These categories are general. Not every statement in a description will apply to a given solution or proof marked with a particular category, but many statements will apply, and the general theme of the category will hold.

0: The solution/proof is missing.
OR, The solution/proof makes no sense or is unrelated to the assigned problem.

1: The solution/proof contains serious logical flaws, and lacks adequate justification or explanation. There may be misuses of notation that significantly hinder communication of reasoning. There are few, if any, complete sentences. Little understanding of mathematical ideas and reasoning is shown. Computations present are significantly flawed. No structure is apparent in the solution/proof. The problem/theorem is not restated and there is no conclusion.
OR, The bulk of the assigned solution/proof is not present.

2: The solution/proof has some gaps in reasoning. The argument does not form a coherent whole. There are many flaws of mathematical grammar. The problem/theorem is not restated appropriately. The individual statements of the solution/proof are not connected, or presented out of logical sequence. Computations present are flawed. If present, diagrams are improperly drawn. There is no concluding statement.
OR, The solution/proof might be correct, but this is not demonstrated by the presentation of the solution/proof; a good solution/proof may be read, by a generous reader, into what is presented.
OR, A significant chunk of the solution/proof is not present.

3: The solution/proof is correct or nearly correct and logically coherent. The reader is required to fill in some details that should have been explained or justified. There may be some explanations, arguments, ore justifications that are correct but unclear, cumbersome, needlessly complicated, or awkward. Notation is used appropriately, with few errors, and mathematical grammar is substantially correct. Computations present are correct. If appropriate, diagrams are present. There is a concluding statement.

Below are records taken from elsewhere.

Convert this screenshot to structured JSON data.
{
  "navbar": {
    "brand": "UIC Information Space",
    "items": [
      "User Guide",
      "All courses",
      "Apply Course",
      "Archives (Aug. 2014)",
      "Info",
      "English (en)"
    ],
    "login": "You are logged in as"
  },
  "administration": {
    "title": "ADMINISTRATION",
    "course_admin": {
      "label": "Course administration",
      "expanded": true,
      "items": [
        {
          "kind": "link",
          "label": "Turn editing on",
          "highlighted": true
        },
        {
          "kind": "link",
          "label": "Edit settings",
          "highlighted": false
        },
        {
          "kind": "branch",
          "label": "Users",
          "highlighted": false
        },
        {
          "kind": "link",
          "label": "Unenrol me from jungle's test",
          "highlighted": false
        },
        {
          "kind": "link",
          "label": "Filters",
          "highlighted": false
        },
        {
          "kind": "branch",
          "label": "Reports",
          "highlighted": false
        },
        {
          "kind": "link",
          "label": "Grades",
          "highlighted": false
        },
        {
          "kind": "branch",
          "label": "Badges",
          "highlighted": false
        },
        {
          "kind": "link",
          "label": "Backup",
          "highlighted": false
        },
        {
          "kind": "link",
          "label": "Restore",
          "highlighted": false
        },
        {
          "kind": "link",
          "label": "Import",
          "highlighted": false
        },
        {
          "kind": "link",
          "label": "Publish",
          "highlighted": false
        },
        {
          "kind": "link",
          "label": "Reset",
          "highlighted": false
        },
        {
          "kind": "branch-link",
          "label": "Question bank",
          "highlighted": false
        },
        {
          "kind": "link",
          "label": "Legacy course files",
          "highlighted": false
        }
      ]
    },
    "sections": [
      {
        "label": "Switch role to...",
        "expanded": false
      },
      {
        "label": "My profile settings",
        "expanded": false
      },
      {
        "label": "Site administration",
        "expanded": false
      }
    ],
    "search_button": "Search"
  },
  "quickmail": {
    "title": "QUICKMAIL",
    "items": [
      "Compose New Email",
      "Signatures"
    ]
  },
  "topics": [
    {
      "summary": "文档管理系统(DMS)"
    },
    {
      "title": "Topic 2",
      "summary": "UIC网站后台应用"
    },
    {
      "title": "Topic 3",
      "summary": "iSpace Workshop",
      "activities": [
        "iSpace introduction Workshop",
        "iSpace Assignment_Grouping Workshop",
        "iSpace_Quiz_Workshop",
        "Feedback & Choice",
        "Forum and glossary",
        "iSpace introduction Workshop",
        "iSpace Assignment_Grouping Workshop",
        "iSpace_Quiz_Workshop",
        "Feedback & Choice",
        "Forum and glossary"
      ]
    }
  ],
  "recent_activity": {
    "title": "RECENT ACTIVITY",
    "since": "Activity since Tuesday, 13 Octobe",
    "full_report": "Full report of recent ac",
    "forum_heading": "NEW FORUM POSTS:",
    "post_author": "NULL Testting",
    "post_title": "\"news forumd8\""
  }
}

4: The solution/proof is correct and flows logically. The presentation uses correct mathematical grammar and uses notation correctly. The structure of the solution/proof is apparent and the bulk of the details are easy to follow (even for a fellow student). Links are made to appropriate definitions and previously known theorems. Computations present are correct. There is a clear conclusion. If appropriate, diagrams are present and clear. No details are missing, and also no details are belabored. The solution/proof may be elegant, and may also contain very minor flaws.